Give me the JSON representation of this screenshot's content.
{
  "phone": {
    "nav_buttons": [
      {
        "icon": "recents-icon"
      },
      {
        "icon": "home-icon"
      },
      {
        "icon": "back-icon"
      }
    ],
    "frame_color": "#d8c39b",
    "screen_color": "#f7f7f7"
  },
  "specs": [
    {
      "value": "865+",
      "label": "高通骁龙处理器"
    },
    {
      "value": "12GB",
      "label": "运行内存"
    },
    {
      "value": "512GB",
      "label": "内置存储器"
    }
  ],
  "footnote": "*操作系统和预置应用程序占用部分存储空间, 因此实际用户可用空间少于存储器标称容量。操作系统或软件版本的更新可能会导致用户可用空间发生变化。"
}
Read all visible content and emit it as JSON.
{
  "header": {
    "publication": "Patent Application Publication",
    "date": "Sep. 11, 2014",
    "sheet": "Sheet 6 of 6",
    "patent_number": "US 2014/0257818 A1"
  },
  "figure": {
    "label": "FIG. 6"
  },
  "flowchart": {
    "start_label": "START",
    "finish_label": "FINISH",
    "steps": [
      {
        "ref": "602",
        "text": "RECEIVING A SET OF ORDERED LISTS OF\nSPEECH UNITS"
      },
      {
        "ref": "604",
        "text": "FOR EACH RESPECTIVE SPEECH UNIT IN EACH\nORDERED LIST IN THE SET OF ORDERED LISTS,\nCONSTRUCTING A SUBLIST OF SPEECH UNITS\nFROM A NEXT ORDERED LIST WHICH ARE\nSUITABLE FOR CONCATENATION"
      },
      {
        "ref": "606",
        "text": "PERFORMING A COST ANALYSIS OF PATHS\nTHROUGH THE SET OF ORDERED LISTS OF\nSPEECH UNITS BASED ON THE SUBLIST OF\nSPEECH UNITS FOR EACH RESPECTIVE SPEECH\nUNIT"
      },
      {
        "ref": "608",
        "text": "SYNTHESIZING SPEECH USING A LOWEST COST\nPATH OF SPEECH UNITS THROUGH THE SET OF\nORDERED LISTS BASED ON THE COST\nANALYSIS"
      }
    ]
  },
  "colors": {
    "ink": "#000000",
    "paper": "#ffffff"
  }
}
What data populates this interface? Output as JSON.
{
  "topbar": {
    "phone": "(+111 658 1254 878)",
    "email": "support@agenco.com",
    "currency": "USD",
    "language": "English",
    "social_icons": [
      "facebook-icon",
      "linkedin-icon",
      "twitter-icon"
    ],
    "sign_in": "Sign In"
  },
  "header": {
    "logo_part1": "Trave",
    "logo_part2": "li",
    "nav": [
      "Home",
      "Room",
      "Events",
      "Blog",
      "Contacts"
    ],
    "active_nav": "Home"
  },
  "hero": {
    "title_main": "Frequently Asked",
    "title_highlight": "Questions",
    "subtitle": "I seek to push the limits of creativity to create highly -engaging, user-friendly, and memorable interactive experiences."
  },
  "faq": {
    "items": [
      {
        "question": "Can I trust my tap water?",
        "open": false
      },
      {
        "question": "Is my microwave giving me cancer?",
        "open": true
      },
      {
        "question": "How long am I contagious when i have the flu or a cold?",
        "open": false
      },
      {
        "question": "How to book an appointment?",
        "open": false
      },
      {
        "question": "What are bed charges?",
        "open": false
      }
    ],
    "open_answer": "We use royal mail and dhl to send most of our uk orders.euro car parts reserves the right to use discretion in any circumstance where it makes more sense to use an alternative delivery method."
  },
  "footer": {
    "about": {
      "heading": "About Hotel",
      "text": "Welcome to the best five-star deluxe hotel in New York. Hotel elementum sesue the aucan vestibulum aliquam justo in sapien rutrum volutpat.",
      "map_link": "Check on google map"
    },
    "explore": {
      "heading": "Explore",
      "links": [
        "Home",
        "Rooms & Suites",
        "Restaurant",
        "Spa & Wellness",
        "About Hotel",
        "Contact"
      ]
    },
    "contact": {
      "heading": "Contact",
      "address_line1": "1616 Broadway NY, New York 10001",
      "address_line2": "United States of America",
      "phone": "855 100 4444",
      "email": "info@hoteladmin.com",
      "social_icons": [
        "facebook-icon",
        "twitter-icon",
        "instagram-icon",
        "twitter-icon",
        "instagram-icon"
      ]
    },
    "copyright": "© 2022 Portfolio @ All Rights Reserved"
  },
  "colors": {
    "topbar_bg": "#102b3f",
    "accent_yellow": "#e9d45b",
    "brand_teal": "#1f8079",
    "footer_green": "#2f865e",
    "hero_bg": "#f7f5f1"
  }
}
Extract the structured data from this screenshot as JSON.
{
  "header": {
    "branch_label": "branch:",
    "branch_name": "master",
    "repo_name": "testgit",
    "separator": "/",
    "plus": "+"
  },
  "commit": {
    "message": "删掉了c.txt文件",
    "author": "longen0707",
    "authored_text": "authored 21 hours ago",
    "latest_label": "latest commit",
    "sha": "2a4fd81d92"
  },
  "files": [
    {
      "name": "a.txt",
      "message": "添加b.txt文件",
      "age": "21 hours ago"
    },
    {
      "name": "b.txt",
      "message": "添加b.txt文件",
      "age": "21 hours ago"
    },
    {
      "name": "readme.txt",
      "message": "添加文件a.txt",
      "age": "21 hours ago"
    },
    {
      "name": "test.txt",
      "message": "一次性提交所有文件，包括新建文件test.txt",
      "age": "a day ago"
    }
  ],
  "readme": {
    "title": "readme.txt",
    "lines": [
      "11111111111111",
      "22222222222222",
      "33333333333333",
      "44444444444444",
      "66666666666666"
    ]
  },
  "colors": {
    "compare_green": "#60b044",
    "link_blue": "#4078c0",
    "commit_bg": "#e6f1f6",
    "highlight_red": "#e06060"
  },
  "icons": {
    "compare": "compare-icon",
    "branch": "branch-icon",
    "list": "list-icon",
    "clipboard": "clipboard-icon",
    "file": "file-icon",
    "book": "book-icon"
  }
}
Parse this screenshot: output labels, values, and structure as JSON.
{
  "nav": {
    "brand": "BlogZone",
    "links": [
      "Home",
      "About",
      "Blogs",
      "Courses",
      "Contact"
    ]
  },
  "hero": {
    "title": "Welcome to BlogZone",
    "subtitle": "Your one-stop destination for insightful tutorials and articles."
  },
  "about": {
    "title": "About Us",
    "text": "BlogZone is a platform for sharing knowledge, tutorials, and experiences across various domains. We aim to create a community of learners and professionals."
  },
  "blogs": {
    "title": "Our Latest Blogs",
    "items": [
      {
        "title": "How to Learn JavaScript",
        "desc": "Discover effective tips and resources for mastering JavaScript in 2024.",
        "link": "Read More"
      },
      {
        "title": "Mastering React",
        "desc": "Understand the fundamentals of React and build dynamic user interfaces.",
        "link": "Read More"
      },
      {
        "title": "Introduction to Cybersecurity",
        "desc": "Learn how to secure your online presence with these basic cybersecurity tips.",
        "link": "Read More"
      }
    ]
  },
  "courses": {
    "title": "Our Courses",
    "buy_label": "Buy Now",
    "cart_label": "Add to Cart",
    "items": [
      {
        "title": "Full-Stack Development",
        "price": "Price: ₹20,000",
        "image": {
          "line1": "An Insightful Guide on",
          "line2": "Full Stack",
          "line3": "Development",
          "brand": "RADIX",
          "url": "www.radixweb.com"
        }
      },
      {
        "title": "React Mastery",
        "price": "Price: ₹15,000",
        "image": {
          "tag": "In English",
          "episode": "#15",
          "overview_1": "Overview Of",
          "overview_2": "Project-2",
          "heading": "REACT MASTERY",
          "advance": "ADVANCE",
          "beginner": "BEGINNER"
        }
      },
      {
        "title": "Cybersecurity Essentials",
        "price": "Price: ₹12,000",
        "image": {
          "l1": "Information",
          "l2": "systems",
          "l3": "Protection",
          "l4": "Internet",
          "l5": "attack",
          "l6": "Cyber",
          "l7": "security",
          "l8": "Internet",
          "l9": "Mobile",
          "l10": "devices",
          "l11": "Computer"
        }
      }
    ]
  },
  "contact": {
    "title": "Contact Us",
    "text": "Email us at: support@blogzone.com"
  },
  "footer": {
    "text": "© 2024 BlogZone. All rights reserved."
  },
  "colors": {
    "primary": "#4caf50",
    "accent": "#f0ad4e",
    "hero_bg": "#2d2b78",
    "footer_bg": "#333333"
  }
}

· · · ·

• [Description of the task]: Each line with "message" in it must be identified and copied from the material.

• [Solution to this problem]:
    "message": "删掉了c.txt文件",
      "message": "添加b.txt文件",
      "message": "添加b.txt文件",
      "message": "添加文件a.txt",
      "message": "一次性提交所有文件，包括新建文件test.txt",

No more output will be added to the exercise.